## Records
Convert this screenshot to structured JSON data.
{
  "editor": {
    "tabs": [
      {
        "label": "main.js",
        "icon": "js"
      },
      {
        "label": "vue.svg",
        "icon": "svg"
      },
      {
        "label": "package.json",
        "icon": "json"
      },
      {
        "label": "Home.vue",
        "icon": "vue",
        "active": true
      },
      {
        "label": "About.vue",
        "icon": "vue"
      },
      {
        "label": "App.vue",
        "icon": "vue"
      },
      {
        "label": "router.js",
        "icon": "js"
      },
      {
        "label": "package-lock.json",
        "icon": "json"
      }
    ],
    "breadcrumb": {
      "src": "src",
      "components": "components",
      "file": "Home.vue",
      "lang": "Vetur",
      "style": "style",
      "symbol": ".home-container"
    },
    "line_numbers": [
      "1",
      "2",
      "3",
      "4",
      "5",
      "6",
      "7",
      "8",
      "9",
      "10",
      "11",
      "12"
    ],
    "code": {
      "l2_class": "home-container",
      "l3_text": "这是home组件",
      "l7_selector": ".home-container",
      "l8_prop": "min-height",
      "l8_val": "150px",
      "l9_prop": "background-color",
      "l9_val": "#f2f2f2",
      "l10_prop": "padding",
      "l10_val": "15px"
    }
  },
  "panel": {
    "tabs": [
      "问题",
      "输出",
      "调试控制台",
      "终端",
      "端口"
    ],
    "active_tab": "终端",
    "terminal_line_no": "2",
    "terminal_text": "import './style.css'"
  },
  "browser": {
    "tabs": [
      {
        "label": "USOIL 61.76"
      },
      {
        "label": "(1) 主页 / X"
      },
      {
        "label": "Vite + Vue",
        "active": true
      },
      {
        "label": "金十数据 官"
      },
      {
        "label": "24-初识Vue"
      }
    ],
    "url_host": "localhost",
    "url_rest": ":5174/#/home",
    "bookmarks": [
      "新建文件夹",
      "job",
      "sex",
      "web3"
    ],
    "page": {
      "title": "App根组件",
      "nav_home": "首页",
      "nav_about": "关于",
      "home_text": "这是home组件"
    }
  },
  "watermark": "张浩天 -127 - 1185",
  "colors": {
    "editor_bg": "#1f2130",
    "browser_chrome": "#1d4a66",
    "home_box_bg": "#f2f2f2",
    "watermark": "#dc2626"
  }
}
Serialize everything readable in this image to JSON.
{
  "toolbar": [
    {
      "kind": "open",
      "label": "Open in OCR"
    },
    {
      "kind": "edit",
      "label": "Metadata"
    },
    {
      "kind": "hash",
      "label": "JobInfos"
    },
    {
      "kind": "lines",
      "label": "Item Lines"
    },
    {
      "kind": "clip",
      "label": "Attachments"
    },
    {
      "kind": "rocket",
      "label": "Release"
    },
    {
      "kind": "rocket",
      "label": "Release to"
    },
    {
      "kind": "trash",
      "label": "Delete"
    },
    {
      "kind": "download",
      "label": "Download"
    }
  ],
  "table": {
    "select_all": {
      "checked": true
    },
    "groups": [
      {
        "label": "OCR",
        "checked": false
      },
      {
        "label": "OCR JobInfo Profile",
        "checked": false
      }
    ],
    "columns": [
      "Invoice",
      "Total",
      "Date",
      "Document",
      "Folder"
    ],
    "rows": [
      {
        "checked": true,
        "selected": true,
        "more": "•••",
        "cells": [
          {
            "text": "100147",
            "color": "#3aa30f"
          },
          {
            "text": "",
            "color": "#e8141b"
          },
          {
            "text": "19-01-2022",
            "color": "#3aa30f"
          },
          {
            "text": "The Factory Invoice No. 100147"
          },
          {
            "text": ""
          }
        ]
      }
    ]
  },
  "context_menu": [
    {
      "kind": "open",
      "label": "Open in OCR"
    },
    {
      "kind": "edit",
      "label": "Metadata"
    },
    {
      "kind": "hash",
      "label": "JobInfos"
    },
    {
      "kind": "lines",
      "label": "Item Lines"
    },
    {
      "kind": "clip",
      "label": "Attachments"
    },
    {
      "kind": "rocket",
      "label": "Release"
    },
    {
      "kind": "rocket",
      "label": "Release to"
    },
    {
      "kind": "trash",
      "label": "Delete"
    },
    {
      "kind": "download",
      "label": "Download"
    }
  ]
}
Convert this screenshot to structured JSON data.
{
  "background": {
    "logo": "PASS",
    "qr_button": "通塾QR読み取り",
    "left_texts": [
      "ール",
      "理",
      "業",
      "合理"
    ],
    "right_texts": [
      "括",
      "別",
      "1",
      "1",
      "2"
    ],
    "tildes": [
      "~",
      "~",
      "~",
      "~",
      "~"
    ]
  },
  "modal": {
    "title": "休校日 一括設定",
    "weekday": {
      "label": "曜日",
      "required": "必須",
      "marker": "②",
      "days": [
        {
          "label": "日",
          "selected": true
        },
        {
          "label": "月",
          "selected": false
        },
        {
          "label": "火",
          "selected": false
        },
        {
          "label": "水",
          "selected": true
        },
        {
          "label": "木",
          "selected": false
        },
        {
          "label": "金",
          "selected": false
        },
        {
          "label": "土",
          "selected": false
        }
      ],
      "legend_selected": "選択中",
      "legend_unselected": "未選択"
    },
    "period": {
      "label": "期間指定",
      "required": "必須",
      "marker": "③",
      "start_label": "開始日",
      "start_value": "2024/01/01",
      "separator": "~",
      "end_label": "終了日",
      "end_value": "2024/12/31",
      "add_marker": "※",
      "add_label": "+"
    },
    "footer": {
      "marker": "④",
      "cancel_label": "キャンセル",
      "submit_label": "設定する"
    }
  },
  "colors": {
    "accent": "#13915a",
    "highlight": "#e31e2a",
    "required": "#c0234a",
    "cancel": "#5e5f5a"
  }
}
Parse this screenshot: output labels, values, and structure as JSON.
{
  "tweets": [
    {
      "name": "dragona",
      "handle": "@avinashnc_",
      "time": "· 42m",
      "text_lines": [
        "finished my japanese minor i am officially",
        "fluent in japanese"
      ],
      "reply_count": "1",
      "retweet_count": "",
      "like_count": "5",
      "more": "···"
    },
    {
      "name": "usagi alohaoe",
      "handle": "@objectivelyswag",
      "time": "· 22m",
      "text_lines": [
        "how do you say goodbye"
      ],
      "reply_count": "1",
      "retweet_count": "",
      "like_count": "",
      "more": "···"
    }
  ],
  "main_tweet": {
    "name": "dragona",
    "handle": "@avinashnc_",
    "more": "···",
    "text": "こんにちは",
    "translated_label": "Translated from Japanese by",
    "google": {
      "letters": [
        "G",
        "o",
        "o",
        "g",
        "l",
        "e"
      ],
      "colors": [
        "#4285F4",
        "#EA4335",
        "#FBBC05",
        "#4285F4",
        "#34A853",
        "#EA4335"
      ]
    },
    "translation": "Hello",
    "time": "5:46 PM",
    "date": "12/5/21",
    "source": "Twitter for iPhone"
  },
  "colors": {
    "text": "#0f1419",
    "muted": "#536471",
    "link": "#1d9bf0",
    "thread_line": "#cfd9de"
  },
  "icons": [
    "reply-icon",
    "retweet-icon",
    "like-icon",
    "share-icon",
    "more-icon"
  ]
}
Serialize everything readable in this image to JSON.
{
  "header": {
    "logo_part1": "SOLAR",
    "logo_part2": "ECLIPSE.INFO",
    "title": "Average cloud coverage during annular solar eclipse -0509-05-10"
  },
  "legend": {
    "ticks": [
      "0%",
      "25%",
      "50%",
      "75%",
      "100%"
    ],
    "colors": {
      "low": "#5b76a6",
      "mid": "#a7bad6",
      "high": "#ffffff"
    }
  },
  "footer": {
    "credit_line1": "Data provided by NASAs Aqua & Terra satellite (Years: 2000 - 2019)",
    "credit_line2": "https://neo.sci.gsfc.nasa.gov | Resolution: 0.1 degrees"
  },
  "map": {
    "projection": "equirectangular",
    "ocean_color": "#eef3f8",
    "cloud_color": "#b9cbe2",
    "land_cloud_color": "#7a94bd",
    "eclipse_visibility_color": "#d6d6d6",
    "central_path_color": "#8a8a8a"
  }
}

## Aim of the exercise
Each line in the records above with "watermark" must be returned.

## Answer to this exercise
  "watermark": "张浩天 -127 - 1185",
    "watermark": "#dc2626"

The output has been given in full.